• _Problem_
The task calls for every line of the data to be retyped exactly.

>>>>

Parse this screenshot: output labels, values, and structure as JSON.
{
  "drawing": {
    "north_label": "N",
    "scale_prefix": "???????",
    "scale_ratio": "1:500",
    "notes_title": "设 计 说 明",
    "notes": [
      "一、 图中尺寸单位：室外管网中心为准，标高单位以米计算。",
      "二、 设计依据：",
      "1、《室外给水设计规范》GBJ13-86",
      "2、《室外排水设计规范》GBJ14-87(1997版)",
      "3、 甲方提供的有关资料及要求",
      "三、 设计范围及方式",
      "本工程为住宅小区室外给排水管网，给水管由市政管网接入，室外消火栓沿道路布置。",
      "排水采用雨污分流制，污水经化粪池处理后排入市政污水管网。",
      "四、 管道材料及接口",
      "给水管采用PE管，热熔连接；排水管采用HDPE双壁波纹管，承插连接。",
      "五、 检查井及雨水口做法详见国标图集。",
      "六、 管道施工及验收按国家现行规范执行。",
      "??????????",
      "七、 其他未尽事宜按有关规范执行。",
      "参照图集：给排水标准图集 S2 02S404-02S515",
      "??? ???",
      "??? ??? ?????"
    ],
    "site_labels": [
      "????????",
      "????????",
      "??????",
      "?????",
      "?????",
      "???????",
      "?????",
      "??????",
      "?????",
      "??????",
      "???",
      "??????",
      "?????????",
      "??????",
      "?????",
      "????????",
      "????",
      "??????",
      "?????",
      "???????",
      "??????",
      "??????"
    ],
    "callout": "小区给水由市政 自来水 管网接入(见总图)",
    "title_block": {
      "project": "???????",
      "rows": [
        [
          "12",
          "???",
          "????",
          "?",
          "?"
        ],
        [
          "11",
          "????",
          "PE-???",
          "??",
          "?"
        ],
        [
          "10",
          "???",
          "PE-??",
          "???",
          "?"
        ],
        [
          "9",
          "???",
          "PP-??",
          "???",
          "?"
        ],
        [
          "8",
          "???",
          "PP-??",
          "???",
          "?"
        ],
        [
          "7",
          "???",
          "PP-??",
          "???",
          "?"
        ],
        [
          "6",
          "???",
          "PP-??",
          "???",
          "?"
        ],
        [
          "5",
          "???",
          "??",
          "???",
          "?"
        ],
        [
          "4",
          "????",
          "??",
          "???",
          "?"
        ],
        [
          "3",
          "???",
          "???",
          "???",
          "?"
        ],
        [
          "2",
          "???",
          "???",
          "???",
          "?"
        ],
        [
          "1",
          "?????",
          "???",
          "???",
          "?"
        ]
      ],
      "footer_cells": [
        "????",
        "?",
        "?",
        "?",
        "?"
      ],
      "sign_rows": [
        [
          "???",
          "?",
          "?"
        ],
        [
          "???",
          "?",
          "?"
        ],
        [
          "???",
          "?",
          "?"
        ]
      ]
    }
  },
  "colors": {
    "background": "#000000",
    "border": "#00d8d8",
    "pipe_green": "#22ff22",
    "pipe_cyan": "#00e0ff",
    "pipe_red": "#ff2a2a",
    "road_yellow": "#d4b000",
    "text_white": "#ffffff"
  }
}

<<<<

• _Response for this exercise_
Parse this screenshot: output labels, values, and structure as JSON.
{
  "drawing": {
    "north_label": "N",
    "scale_prefix": "???????",
    "scale_ratio": "1:500",
    "notes_title": "设 计 说 明",
    "notes": [
      "一、 图中尺寸单位：室外管网中心为准，标高单位以米计算。",
      "二、 设计依据：",
      "1、《室外给水设计规范》GBJ13-86",
      "2、《室外排水设计规范》GBJ14-87(1997版)",
      "3、 甲方提供的有关资料及要求",
      "三、 设计范围及方式",
      "本工程为住宅小区室外给排水管网，给水管由市政管网接入，室外消火栓沿道路布置。",
      "排水采用雨污分流制，污水经化粪池处理后排入市政污水管网。",
      "四、 管道材料及接口",
      "给水管采用PE管，热熔连接；排水管采用HDPE双壁波纹管，承插连接。",
      "五、 检查井及雨水口做法详见国标图集。",
      "六、 管道施工及验收按国家现行规范执行。",
      "??????????",
      "七、 其他未尽事宜按有关规范执行。",
      "参照图集：给排水标准图集 S2 02S404-02S515",
      "??? ???",
      "??? ??? ?????"
    ],
    "site_labels": [
      "????????",
      "????????",
      "??????",
      "?????",
      "?????",
      "???????",
      "?????",
      "??????",
      "?????",
      "??????",
      "???",
      "??????",
      "?????????",
      "??????",
      "?????",
      "????????",
      "????",
      "??????",
      "?????",
      "???????",
      "??????",
      "??????"
    ],
    "callout": "小区给水由市政 自来水 管网接入(见总图)",
    "title_block": {
      "project": "???????",
      "rows": [
        [
          "12",
          "???",
          "????",
          "?",
          "?"
        ],
        [
          "11",
          "????",
          "PE-???",
          "??",
          "?"
        ],
        [
          "10",
          "???",
          "PE-??",
          "???",
          "?"
        ],
        [
          "9",
          "???",
          "PP-??",
          "???",
          "?"
        ],
        [
          "8",
          "???",
          "PP-??",
          "???",
          "?"
        ],
        [
          "7",
          "???",
          "PP-??",
          "???",
          "?"
        ],
        [
          "6",
          "???",
          "PP-??",
          "???",
          "?"
        ],
        [
          "5",
          "???",
          "??",
          "???",
          "?"
        ],
        [
          "4",
          "????",
          "??",
          "???",
          "?"
        ],
        [
          "3",
          "???",
          "???",
          "???",
          "?"
        ],
        [
          "2",
          "???",
          "???",
          "???",
          "?"
        ],
        [
          "1",
          "?????",
          "???",
          "???",
          "?"
        ]
      ],
      "footer_cells": [
        "????",
        "?",
        "?",
        "?",
        "?"
      ],
      "sign_rows": [
        [
          "???",
          "?",
          "?"
        ],
        [
          "???",
          "?",
          "?"
        ],
        [
          "???",
          "?",
          "?"
        ]
      ]
    }
  },
  "colors": {
    "background": "#000000",
    "border": "#00d8d8",
    "pipe_green": "#22ff22",
    "pipe_cyan": "#00e0ff",
    "pipe_red": "#ff2a2a",
    "road_yellow": "#d4b000",
    "text_white": "#ffffff"
  }
}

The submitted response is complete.